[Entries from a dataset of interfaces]

————

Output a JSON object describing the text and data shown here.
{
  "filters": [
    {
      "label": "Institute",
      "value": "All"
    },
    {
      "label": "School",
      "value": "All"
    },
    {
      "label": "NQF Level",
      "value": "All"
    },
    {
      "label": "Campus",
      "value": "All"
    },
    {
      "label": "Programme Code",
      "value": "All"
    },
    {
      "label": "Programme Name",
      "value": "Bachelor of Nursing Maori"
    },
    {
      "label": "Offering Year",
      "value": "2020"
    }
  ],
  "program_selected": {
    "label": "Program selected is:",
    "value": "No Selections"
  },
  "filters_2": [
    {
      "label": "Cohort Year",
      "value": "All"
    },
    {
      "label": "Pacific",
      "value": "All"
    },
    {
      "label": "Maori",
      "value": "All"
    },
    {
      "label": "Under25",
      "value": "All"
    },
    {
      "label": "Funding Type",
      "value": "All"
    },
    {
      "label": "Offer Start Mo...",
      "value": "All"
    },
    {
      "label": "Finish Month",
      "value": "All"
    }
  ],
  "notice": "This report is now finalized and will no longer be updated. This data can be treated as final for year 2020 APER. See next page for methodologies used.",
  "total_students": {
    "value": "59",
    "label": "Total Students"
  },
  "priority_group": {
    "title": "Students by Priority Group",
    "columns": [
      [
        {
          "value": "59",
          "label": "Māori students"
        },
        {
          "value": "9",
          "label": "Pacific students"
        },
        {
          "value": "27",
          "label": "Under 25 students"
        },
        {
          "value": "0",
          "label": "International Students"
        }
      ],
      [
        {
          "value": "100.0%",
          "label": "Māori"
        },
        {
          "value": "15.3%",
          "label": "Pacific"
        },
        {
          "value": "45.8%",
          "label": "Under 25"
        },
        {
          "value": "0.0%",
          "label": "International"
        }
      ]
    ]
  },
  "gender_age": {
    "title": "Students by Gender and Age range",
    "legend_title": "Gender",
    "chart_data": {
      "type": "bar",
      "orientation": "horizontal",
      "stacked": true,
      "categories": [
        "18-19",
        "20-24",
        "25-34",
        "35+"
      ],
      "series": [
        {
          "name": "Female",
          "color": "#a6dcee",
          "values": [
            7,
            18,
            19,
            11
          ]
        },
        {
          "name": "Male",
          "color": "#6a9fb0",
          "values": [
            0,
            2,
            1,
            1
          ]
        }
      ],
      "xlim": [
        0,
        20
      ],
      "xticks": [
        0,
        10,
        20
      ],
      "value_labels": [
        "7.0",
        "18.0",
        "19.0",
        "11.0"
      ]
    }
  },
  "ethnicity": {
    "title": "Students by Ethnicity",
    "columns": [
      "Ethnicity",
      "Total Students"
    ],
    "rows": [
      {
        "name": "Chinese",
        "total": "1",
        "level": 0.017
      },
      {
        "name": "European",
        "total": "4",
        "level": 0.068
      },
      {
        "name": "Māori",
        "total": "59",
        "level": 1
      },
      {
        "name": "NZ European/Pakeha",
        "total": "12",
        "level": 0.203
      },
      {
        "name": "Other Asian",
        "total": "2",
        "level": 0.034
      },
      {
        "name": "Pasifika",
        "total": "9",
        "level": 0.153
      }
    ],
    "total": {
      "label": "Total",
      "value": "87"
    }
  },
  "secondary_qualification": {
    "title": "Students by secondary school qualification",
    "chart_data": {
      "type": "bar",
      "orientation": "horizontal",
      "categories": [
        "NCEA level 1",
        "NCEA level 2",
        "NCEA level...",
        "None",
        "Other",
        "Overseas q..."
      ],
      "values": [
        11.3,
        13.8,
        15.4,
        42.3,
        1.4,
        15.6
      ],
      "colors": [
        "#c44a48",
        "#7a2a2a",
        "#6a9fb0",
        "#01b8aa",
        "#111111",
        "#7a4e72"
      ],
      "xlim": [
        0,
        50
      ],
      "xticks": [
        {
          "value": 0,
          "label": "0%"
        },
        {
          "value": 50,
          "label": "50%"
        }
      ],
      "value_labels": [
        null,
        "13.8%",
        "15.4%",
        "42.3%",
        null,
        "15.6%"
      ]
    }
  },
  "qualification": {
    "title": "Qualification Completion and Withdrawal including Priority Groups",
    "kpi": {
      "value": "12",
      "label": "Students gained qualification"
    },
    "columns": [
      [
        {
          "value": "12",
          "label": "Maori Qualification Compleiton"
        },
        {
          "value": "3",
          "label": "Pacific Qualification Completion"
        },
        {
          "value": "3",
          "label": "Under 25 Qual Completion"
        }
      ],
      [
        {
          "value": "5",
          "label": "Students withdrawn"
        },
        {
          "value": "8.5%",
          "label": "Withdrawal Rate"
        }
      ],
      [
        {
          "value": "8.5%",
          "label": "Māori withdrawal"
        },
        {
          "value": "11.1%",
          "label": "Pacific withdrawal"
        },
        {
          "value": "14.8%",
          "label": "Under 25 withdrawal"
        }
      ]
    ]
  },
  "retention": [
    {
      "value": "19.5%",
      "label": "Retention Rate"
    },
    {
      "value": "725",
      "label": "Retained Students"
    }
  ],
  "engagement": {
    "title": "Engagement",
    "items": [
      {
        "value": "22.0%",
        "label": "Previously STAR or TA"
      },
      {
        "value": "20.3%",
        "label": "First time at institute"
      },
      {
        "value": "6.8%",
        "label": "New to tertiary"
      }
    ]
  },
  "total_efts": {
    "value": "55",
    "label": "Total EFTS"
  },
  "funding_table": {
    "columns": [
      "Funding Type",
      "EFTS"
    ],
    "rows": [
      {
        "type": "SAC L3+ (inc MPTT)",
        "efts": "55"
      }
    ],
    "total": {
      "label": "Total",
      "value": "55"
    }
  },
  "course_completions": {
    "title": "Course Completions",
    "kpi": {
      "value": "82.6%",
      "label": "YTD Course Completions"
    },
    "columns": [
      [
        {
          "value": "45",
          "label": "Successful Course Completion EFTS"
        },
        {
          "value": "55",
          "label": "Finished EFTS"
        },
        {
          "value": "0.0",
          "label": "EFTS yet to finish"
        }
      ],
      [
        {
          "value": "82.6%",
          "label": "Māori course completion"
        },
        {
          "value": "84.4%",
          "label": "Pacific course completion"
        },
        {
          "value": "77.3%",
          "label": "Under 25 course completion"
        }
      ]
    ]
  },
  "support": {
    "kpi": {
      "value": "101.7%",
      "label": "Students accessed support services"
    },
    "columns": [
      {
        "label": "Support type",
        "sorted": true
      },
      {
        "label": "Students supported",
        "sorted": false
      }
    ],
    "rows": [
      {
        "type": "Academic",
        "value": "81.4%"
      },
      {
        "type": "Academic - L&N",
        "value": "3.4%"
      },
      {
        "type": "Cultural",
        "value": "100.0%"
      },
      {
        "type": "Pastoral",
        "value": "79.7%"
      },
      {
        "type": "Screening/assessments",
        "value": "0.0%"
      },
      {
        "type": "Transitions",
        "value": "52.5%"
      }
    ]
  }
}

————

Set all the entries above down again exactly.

Output a JSON object describing the text and data shown here.
{
  "filters": [
    {
      "label": "Institute",
      "value": "All"
    },
    {
      "label": "School",
      "value": "All"
    },
    {
      "label": "NQF Level",
      "value": "All"
    },
    {
      "label": "Campus",
      "value": "All"
    },
    {
      "label": "Programme Code",
      "value": "All"
    },
    {
      "label": "Programme Name",
      "value": "Bachelor of Nursing Maori"
    },
    {
      "label": "Offering Year",
      "value": "2020"
    }
  ],
  "program_selected": {
    "label": "Program selected is:",
    "value": "No Selections"
  },
  "filters_2": [
    {
      "label": "Cohort Year",
      "value": "All"
    },
    {
      "label": "Pacific",
      "value": "All"
    },
    {
      "label": "Maori",
      "value": "All"
    },
    {
      "label": "Under25",
      "value": "All"
    },
    {
      "label": "Funding Type",
      "value": "All"
    },
    {
      "label": "Offer Start Mo...",
      "value": "All"
    },
    {
      "label": "Finish Month",
      "value": "All"
    }
  ],
  "notice": "This report is now finalized and will no longer be updated. This data can be treated as final for year 2020 APER. See next page for methodologies used.",
  "total_students": {
    "value": "59",
    "label": "Total Students"
  },
  "priority_group": {
    "title": "Students by Priority Group",
    "columns": [
      [
        {
          "value": "59",
          "label": "Māori students"
        },
        {
          "value": "9",
          "label": "Pacific students"
        },
        {
          "value": "27",
          "label": "Under 25 students"
        },
        {
          "value": "0",
          "label": "International Students"
        }
      ],
      [
        {
          "value": "100.0%",
          "label": "Māori"
        },
        {
          "value": "15.3%",
          "label": "Pacific"
        },
        {
          "value": "45.8%",
          "label": "Under 25"
        },
        {
          "value": "0.0%",
          "label": "International"
        }
      ]
    ]
  },
  "gender_age": {
    "title": "Students by Gender and Age range",
    "legend_title": "Gender",
    "chart_data": {
      "type": "bar",
      "orientation": "horizontal",
      "stacked": true,
      "categories": [
        "18-19",
        "20-24",
        "25-34",
        "35+"
      ],
      "series": [
        {
          "name": "Female",
          "color": "#a6dcee",
          "values": [
            7,
            18,
            19,
            11
          ]
        },
        {
          "name": "Male",
          "color": "#6a9fb0",
          "values": [
            0,
            2,
            1,
            1
          ]
        }
      ],
      "xlim": [
        0,
        20
      ],
      "xticks": [
        0,
        10,
        20
      ],
      "value_labels": [
        "7.0",
        "18.0",
        "19.0",
        "11.0"
      ]
    }
  },
  "ethnicity": {
    "title": "Students by Ethnicity",
    "columns": [
      "Ethnicity",
      "Total Students"
    ],
    "rows": [
      {
        "name": "Chinese",
        "total": "1",
        "level": 0.017
      },
      {
        "name": "European",
        "total": "4",
        "level": 0.068
      },
      {
        "name": "Māori",
        "total": "59",
        "level": 1
      },
      {
        "name": "NZ European/Pakeha",
        "total": "12",
        "level": 0.203
      },
      {
        "name": "Other Asian",
        "total": "2",
        "level": 0.034
      },
      {
        "name": "Pasifika",
        "total": "9",
        "level": 0.153
      }
    ],
    "total": {
      "label": "Total",
      "value": "87"
    }
  },
  "secondary_qualification": {
    "title": "Students by secondary school qualification",
    "chart_data": {
      "type": "bar",
      "orientation": "horizontal",
      "categories": [
        "NCEA level 1",
        "NCEA level 2",
        "NCEA level...",
        "None",
        "Other",
        "Overseas q..."
      ],
      "values": [
        11.3,
        13.8,
        15.4,
        42.3,
        1.4,
        15.6
      ],
      "colors": [
        "#c44a48",
        "#7a2a2a",
        "#6a9fb0",
        "#01b8aa",
        "#111111",
        "#7a4e72"
      ],
      "xlim": [
        0,
        50
      ],
      "xticks": [
        {
          "value": 0,
          "label": "0%"
        },
        {
          "value": 50,
          "label": "50%"
        }
      ],
      "value_labels": [
        null,
        "13.8%",
        "15.4%",
        "42.3%",
        null,
        "15.6%"
      ]
    }
  },
  "qualification": {
    "title": "Qualification Completion and Withdrawal including Priority Groups",
    "kpi": {
      "value": "12",
      "label": "Students gained qualification"
    },
    "columns": [
      [
        {
          "value": "12",
          "label": "Maori Qualification Compleiton"
        },
        {
          "value": "3",
          "label": "Pacific Qualification Completion"
        },
        {
          "value": "3",
          "label": "Under 25 Qual Completion"
        }
      ],
      [
        {
          "value": "5",
          "label": "Students withdrawn"
        },
        {
          "value": "8.5%",
          "label": "Withdrawal Rate"
        }
      ],
      [
        {
          "value": "8.5%",
          "label": "Māori withdrawal"
        },
        {
          "value": "11.1%",
          "label": "Pacific withdrawal"
        },
        {
          "value": "14.8%",
          "label": "Under 25 withdrawal"
        }
      ]
    ]
  },
  "retention": [
    {
      "value": "19.5%",
      "label": "Retention Rate"
    },
    {
      "value": "725",
      "label": "Retained Students"
    }
  ],
  "engagement": {
    "title": "Engagement",
    "items": [
      {
        "value": "22.0%",
        "label": "Previously STAR or TA"
      },
      {
        "value": "20.3%",
        "label": "First time at institute"
      },
      {
        "value": "6.8%",
        "label": "New to tertiary"
      }
    ]
  },
  "total_efts": {
    "value": "55",
    "label": "Total EFTS"
  },
  "funding_table": {
    "columns": [
      "Funding Type",
      "EFTS"
    ],
    "rows": [
      {
        "type": "SAC L3+ (inc MPTT)",
        "efts": "55"
      }
    ],
    "total": {
      "label": "Total",
      "value": "55"
    }
  },
  "course_completions": {
    "title": "Course Completions",
    "kpi": {
      "value": "82.6%",
      "label": "YTD Course Completions"
    },
    "columns": [
      [
        {
          "value": "45",
          "label": "Successful Course Completion EFTS"
        },
        {
          "value": "55",
          "label": "Finished EFTS"
        },
        {
          "value": "0.0",
          "label": "EFTS yet to finish"
        }
      ],
      [
        {
          "value": "82.6%",
          "label": "Māori course completion"
        },
        {
          "value": "84.4%",
          "label": "Pacific course completion"
        },
        {
          "value": "77.3%",
          "label": "Under 25 course completion"
        }
      ]
    ]
  },
  "support": {
    "kpi": {
      "value": "101.7%",
      "label": "Students accessed support services"
    },
    "columns": [
      {
        "label": "Support type",
        "sorted": true
      },
      {
        "label": "Students supported",
        "sorted": false
      }
    ],
    "rows": [
      {
        "type": "Academic",
        "value": "81.4%"
      },
      {
        "type": "Academic - L&N",
        "value": "3.4%"
      },
      {
        "type": "Cultural",
        "value": "100.0%"
      },
      {
        "type": "Pastoral",
        "value": "79.7%"
      },
      {
        "type": "Screening/assessments",
        "value": "0.0%"
      },
      {
        "type": "Transitions",
        "value": "52.5%"
      }
    ]
  }
}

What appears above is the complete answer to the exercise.